Marita said...

Interesting to hear the other end of parent/teacher interviews. My nephew scraped into year 11 this year by the skin of his teeth. Bright boy but just can't be bothered preparing/studying. Who goes to a physics exam without a calculator? My nephew is who (mind you his Uncle my hubby would have done the same).

Is sad because now he is facing having to repeat year 11. Big slap in the face for him, especially as his g/f who is already 12 months older than him will be going onto year 12.

I think sometimes we parents forget these things are just as UNfun for teachers as they are for us.

M said...

LOVE those beans. Aren't they amazing. I'd love to show my kids that "trick".

I don't envy teachers at this time of the year especially with all the new reporting requirements here in NSW.

River said...

I had an interview with my son's counsellor when he was in year 12. That was the year of my divorce and although K had been told he could see J anytime he wanted, he chose to ignore us in favour of his girlfriend. J was devastated and began staying home from school. I didn't know this as I was working long hours to keep us and assumed he was getting up and going to school. A phone call while at work enlightened me. At the interview we discovered that J had missed so much work he'd have to repeat the year, even though it was only June, he had no chance of catching up. We discussed other options and decided between the three of us that since J had completely lost interest, he'd be better off leaving school and working for a while, then maybe picking up year 12 at a later date. He's been at work ever since, he loves the job, they love him, and he's just gotten a raise. He's 26 now. Never did get back to school.
Did you save the seed from that parsley before you threw it out?

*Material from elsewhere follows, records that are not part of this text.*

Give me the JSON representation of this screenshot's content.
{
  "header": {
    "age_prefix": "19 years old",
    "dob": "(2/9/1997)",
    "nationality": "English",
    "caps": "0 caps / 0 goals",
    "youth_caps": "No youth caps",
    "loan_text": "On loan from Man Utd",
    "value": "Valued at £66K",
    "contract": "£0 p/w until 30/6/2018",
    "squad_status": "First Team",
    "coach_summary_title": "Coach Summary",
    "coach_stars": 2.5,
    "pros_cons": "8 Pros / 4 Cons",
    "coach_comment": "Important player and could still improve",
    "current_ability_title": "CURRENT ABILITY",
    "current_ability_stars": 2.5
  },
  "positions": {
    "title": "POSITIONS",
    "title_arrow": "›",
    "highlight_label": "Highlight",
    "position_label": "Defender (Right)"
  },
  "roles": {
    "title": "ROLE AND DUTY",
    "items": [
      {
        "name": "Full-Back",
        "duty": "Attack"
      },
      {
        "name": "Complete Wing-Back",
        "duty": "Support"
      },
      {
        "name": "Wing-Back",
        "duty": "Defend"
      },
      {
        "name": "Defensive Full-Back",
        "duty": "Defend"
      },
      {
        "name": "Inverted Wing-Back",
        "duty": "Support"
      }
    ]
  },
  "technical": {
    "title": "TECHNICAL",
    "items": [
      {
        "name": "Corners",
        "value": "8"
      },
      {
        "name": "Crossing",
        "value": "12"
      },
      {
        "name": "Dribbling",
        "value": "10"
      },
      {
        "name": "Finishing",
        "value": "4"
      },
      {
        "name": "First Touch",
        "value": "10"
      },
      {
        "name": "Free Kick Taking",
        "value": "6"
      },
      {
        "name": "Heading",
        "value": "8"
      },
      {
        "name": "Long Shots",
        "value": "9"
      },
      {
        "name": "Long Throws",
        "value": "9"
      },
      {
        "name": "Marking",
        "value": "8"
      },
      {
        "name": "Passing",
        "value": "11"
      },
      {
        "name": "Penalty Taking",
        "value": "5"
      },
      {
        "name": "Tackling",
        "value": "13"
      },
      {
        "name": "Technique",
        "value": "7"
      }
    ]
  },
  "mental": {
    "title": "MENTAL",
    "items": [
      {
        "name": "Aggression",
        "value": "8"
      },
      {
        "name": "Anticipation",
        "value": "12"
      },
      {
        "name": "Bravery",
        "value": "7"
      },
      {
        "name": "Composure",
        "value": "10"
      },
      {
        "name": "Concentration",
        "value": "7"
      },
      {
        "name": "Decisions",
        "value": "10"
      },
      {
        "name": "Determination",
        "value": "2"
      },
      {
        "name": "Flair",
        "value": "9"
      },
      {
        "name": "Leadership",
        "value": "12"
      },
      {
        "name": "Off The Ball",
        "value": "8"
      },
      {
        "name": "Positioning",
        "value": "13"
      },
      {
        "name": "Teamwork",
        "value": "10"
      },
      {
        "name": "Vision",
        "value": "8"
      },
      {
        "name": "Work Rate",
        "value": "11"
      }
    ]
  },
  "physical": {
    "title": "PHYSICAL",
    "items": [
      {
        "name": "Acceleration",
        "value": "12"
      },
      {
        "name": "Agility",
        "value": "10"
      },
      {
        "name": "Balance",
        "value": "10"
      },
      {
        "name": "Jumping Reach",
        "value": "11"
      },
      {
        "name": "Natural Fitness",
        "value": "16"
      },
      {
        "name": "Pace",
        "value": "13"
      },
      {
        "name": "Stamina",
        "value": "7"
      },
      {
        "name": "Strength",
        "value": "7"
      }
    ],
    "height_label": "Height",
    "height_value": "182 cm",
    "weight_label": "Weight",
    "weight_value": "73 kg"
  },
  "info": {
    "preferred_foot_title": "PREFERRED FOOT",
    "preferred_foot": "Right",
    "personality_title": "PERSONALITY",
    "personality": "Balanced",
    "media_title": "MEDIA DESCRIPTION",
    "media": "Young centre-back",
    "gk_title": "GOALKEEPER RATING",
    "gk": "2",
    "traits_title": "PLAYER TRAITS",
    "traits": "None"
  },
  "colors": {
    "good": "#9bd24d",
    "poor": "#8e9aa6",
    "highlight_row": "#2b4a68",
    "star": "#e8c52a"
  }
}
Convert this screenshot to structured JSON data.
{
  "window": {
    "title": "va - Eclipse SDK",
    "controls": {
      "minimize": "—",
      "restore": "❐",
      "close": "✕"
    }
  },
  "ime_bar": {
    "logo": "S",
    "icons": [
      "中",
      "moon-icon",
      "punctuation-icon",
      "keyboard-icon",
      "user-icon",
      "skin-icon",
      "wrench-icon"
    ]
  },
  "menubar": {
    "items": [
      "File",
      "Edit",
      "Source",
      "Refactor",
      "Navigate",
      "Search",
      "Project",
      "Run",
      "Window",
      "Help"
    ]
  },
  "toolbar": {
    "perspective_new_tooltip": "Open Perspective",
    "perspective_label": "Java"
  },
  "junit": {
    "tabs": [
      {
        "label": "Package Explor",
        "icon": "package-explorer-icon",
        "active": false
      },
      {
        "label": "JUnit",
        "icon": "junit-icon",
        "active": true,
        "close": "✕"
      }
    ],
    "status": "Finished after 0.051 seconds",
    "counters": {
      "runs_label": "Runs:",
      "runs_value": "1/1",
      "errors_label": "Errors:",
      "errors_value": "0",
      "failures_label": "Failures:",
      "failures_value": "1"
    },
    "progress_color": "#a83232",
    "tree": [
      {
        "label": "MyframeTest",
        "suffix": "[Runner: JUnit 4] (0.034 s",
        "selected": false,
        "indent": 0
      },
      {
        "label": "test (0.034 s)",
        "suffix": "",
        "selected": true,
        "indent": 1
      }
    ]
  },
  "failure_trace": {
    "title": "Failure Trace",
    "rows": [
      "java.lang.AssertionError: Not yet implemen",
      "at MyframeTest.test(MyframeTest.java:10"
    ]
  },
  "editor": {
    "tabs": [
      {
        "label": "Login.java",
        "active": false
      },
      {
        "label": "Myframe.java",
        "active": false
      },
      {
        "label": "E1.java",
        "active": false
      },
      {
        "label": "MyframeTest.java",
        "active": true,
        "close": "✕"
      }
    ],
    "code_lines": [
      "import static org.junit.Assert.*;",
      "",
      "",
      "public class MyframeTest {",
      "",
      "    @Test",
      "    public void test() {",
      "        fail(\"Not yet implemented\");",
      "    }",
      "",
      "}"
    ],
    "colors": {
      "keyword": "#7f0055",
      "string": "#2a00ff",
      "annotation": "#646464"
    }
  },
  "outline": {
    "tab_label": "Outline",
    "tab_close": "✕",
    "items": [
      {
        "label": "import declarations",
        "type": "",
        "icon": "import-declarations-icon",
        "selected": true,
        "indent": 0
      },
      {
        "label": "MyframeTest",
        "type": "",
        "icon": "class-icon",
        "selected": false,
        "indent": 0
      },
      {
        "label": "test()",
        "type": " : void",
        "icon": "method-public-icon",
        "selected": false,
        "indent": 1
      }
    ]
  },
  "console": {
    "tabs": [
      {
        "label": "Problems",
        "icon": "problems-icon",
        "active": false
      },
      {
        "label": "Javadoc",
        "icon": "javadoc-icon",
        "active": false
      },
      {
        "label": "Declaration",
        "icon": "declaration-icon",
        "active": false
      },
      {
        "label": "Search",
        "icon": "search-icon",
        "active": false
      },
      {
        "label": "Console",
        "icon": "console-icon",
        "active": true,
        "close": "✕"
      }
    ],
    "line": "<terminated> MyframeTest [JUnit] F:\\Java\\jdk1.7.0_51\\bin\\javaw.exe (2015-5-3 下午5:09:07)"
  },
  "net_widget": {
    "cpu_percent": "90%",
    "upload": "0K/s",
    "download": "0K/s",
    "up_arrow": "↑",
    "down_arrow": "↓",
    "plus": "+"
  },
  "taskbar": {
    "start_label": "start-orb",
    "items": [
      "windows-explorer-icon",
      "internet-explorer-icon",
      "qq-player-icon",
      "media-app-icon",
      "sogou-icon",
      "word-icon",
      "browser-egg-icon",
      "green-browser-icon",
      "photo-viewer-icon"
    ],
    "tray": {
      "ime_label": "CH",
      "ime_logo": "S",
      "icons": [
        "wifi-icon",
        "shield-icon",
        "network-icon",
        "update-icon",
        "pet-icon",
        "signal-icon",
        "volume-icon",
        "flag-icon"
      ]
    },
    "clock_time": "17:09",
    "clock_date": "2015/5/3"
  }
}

Janet said...

I love those purple beans and grow them most years (not this year because of househunting and maybe having to move, eek). But anyway I was just going to suggest with the parsley that if you let it go to seed, you'll have parsely for ever and ever. We have it in the most unlikely corners of the garden now and there's always some that's edible. When it grows where we don't want we just pull it up and compost it.

I feel sad for the kids you're interviewing. If they end up leaving school or TAFE, and don't get a job, they end up being my customers....

Frogdancer said...

On no!! I threw it out...
Never mind. Bentleigh market has a fabulous plant stall that sells seedlings for 4 punnets for $10. I'll go there next Sunday and get some more. I planted some capsicum seedlings yesterday that I grew from a supermarket cappie. let's hope that they grow and produce heaps. They'll be for freeeeee!!!!

maybaby said...

Ah! We grew those purple beans this year. They came in a mix with regular green beans and yellow wax beans. Very colorful. Would be much more cool if they stayed purple, though.

I generally enjoy conferencing with parents, but there are always a few that are dicey. I, too, love clear-sighted opposed to the head-buriers. Or the blamers.